“Red Death” was a simple, effective thesis to conclude the Sympathetic Sounds of Detroit compilation with, and illustrates the lack of artifice and pretense the Detroit bands seemed to embody. It’s hard to see the significance of a particular musical movement when you’re right in the middle of it, and it’s easy to imagine the bands featured on the No New York compilation, or NME’s C86 mixtape would say the same thing. Sympathetic Sounds provided an amazingly concise primer for this insular music scene to curious parties outside of Michigan, but, just months after the completion of Sympathetic Sounds’ recording, the White Stripes released White Bloods Cells and effectively cracked open Detroit’s music scene for the whole world to take a long hard look.

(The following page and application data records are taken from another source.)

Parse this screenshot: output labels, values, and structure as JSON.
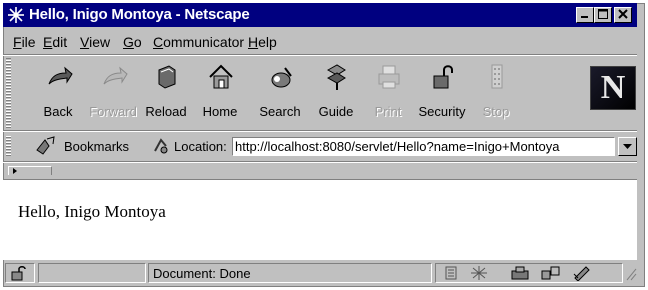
{
  "window": {
    "title": "Hello, Inigo Montoya - Netscape",
    "icons": {
      "app": "netscape-app-icon",
      "minimize": "minimize-icon",
      "maximize": "maximize-icon",
      "close": "close-icon"
    }
  },
  "menubar": {
    "items": [
      {
        "first": "F",
        "rest": "ile"
      },
      {
        "first": "E",
        "rest": "dit"
      },
      {
        "first": "V",
        "rest": "iew"
      },
      {
        "first": "G",
        "rest": "o"
      },
      {
        "first": "C",
        "rest": "ommunicator"
      },
      {
        "first": "H",
        "rest": "elp"
      }
    ]
  },
  "toolbar": {
    "buttons": [
      {
        "label": "Back",
        "icon": "back-icon",
        "enabled": true
      },
      {
        "label": "Forward",
        "icon": "forward-icon",
        "enabled": false
      },
      {
        "label": "Reload",
        "icon": "reload-icon",
        "enabled": true
      },
      {
        "label": "Home",
        "icon": "home-icon",
        "enabled": true
      },
      {
        "label": "Search",
        "icon": "search-icon",
        "enabled": true
      },
      {
        "label": "Guide",
        "icon": "guide-icon",
        "enabled": true
      },
      {
        "label": "Print",
        "icon": "print-icon",
        "enabled": false
      },
      {
        "label": "Security",
        "icon": "security-icon",
        "enabled": true
      },
      {
        "label": "Stop",
        "icon": "stop-icon",
        "enabled": false
      }
    ],
    "logo": "N"
  },
  "location": {
    "bookmarks_label": "Bookmarks",
    "location_label": "Location:",
    "url": "http://localhost:8080/servlet/Hello?name=Inigo+Montoya"
  },
  "content": {
    "text": "Hello, Inigo Montoya"
  },
  "status": {
    "text": "Document: Done"
  },
  "colors": {
    "titlebar": "#000080",
    "chrome": "#c0c0c0",
    "page": "#ffffff"
  }
}
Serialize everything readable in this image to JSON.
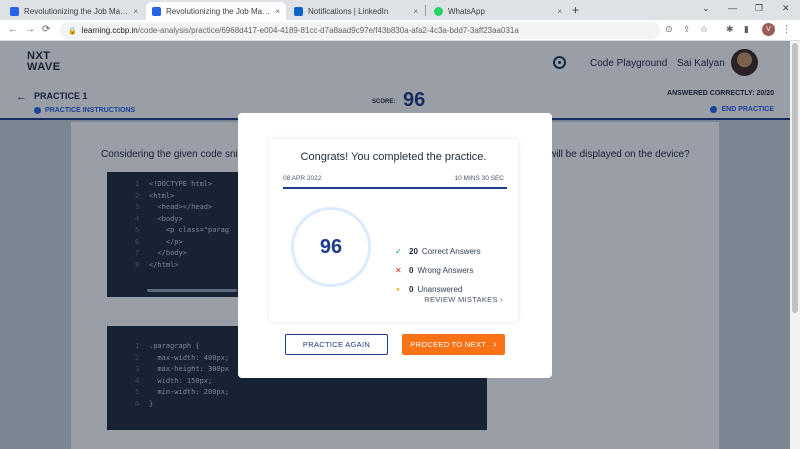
{
  "browser": {
    "tabs": [
      {
        "title": "Revolutionizing the Job Market |",
        "favicon_color": "#2563eb",
        "active": false
      },
      {
        "title": "Revolutionizing the Job Market |",
        "favicon_color": "#2563eb",
        "active": true
      },
      {
        "title": "Notifications | LinkedIn",
        "favicon_color": "#0a66c2",
        "active": false
      },
      {
        "title": "WhatsApp",
        "favicon_color": "#25d366",
        "active": false
      }
    ],
    "close_glyph": "×",
    "new_tab_glyph": "+",
    "window_controls": {
      "chevron": "⌄",
      "minimize": "—",
      "restore": "❐",
      "close": "✕"
    },
    "address": {
      "host": "learning.ccbp.in",
      "path": "/code-analysis/practice/6968d417-e004-4189-81cc-d7a8aad9c97e/f43b830a-afa2-4c3a-bdd7-3aff23aa031a"
    },
    "profile_initial": "V"
  },
  "header": {
    "logo_line1": "NXT",
    "logo_line2": "WAVE",
    "code_playground": "Code Playground",
    "username": "Sai Kalyan"
  },
  "practice_bar": {
    "title": "PRACTICE 1",
    "instructions": "PRACTICE INSTRUCTIONS",
    "score_label": "SCORE:",
    "score_value": "96",
    "answered": "ANSWERED CORRECTLY: 20/20",
    "end_practice": "END PRACTICE"
  },
  "content": {
    "question_start": "Considering the given code sni",
    "question_end": "will be displayed on the device?",
    "html_code": [
      {
        "n": "1",
        "text": "<!DOCTYPE html>"
      },
      {
        "n": "2",
        "text": "<html>"
      },
      {
        "n": "3",
        "text": "  <head></head>"
      },
      {
        "n": "4",
        "text": "  <body>"
      },
      {
        "n": "5",
        "text": "    <p class=\"parag"
      },
      {
        "n": "6",
        "text": "    </p>"
      },
      {
        "n": "7",
        "text": "  </body>"
      },
      {
        "n": "8",
        "text": "</html>"
      }
    ],
    "css_code": [
      {
        "n": "1",
        "text": ".paragraph {"
      },
      {
        "n": "2",
        "text": "  max-width: 400px;"
      },
      {
        "n": "3",
        "text": "  max-height: 300px"
      },
      {
        "n": "4",
        "text": "  width: 150px;"
      },
      {
        "n": "5",
        "text": "  min-width: 200px;"
      },
      {
        "n": "6",
        "text": "}"
      }
    ]
  },
  "modal": {
    "congrats": "Congrats! You completed the practice.",
    "date": "08 APR 2022",
    "duration": "10 MINS 30 SEC",
    "progress_fraction": 1.0,
    "score": "96",
    "stats": [
      {
        "icon": "check-icon",
        "glyph": "✓",
        "color": "#16a34a",
        "count": "20",
        "label": "Correct Answers"
      },
      {
        "icon": "cross-icon",
        "glyph": "✕",
        "color": "#dc2626",
        "count": "0",
        "label": "Wrong Answers"
      },
      {
        "icon": "dot-icon",
        "glyph": "●",
        "color": "#eab308",
        "count": "0",
        "label": "Unanswered"
      }
    ],
    "review_mistakes": "REVIEW MISTAKES",
    "practice_again": "PRACTICE AGAIN",
    "proceed_next": "PROCEED TO NEXT"
  },
  "colors": {
    "accent": "#1e3a8a",
    "link": "#2563eb",
    "cta": "#f97316"
  }
}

The Cass Corridor bands got grouped in with the supposed “garage rock revival” groups in late 2001 that featured the likes of NYC’s the Strokes, Sweden’s the Hives, and Australia’s the Vines, and the vitality of Detroit’s intense base of talent became relatively marginalized in the process. The Von Bondies were scooped up by Sire, and released their major debut Pawn Shoppe Heart in 2004, peaking on the U.S. Billboard 200 at #197, while many other bands, like the Paybacks, the Dirtbombs, and the Soledad Brothers, kicked around on independent labels for the next few years. And obviously, none of them matched the success of the White Stripes, who went on to become one of the world’s most revered rock bands.
For Jack White, the Sympathetic Sounds of Detroit compilation was a relatively small blip on his decade plus career, yet the record remains captivating 11 years later not just for the searingly intense performances it contained, but also because of its historical importance. By capturing these wildly talented bands at their respective creative peaks, and maintaining the reckless edge that made these bands so thrilling to witness live, White makes a strong case that Detroit jump started rock and roll’s decayed, diseased heart for the new millenium.